6 dimensions of a positive safety culture

Accountability, inclusiveness make the list

6 dimensions of a positive safety culture
Jamie Hall, chief operating officer for Safe Work Manitoba, says trust and respect are important in cultivating a positive safety culture. Safety Services Manitoba

Safe Work Manitoba’s chief operating officer, Jamie Hall, shared what he believes are the keys to a strong safety culture at the Safety Services Manitoba conference in Winnipeg on Wednesday.


OHS concerns are addressed: Whatever method a workplace uses to identify hazards and mitigate the risk — an occupational health and safety process, a program or a formalized safety management system — gives a strong indication of a positive safety culture, said Hall.


“If values and beliefs drive practices and actions, then we should be able to see those practices and actions in a systematic way in a workplace,” he said.


Leadership commitment: An organization with a positive safety culture has leaders that are adopting voluntary standards and going “above and beyond” to focus on safety and emphasize its importance to the workplace, Hall said.


Trust and respect: Some workplace safety and health committees are dysfunctional; others are functioning just fine; but then there are those that rise above mere compliance — and these are the ones operating in a workplace with a positive safety culture.
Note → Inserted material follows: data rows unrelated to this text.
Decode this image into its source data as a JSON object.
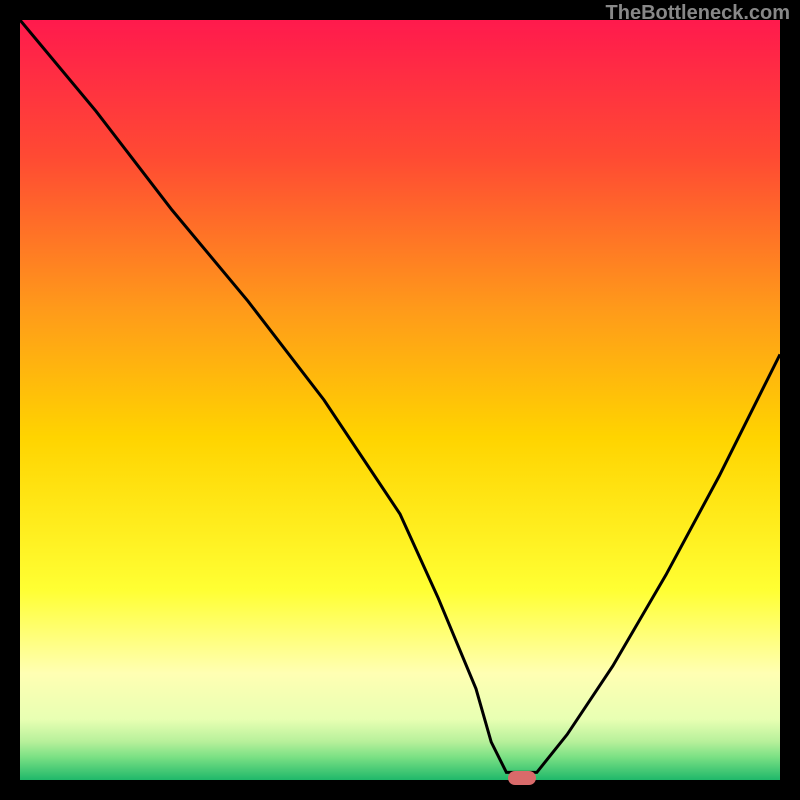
{
  "watermark": "TheBottleneck.com",
  "chart_data": {
    "type": "line",
    "title": "",
    "xlabel": "",
    "ylabel": "",
    "xlim": [
      0,
      100
    ],
    "ylim": [
      0,
      100
    ],
    "grid": false,
    "series": [
      {
        "name": "bottleneck-curve",
        "x": [
          0,
          10,
          20,
          30,
          40,
          50,
          55,
          60,
          62,
          64,
          68,
          72,
          78,
          85,
          92,
          100
        ],
        "values": [
          100,
          88,
          75,
          63,
          50,
          35,
          24,
          12,
          5,
          1,
          1,
          6,
          15,
          27,
          40,
          56
        ]
      }
    ],
    "marker": {
      "x": 66,
      "y": 0
    }
  },
  "gradient_colors": {
    "top": "#ff1a4d",
    "mid1": "#ff7a1a",
    "mid2": "#ffd400",
    "low": "#ffff8a",
    "green_light": "#c8f08f",
    "green": "#5fd67e",
    "green_deep": "#1fb86a"
  }
}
“The members of the committee put aside their roles, put aside their titles and realize we are all here for the same reason: we are all here to look after the people that are in our workplace. And when that happens, when you can build that trust and respect… you know you have another positive element of a strong safety culture,” said Hall.


Hall noted that trust and respect is often seen first in the workplace safety and health committees before it permeates the rest of the workplace.


Accountability: In order to have a positive safety culture, all individuals in the workplace need to understand the system is here for their benefit and hold themselves accountable and responsible.


“The actions you can observe is people saying ‘We look after each other. Yes I have a responsibility for my own safety, but (also) everyone else’s,’” Hall said.


Inclusiveness: Safety programs and policies must include everybody, such as contract workers, to ensure not only a strong safety and health program, but as a much stronger safety culture.


“Diversity in a workplace is a strength and should not only be celebrated but leveraged,” Hall said.


Continuous improvement: An organization with a positive safety culture has an “inquiring attitude to becoming better,” said Hall. This may be through the development of leaders and workers with regard to safety or the inclusion of safety in strategic planning.


“It’s the recognition that safety isn’t a destination, it’s a continuous journey and we need to be continuously learning and improving.”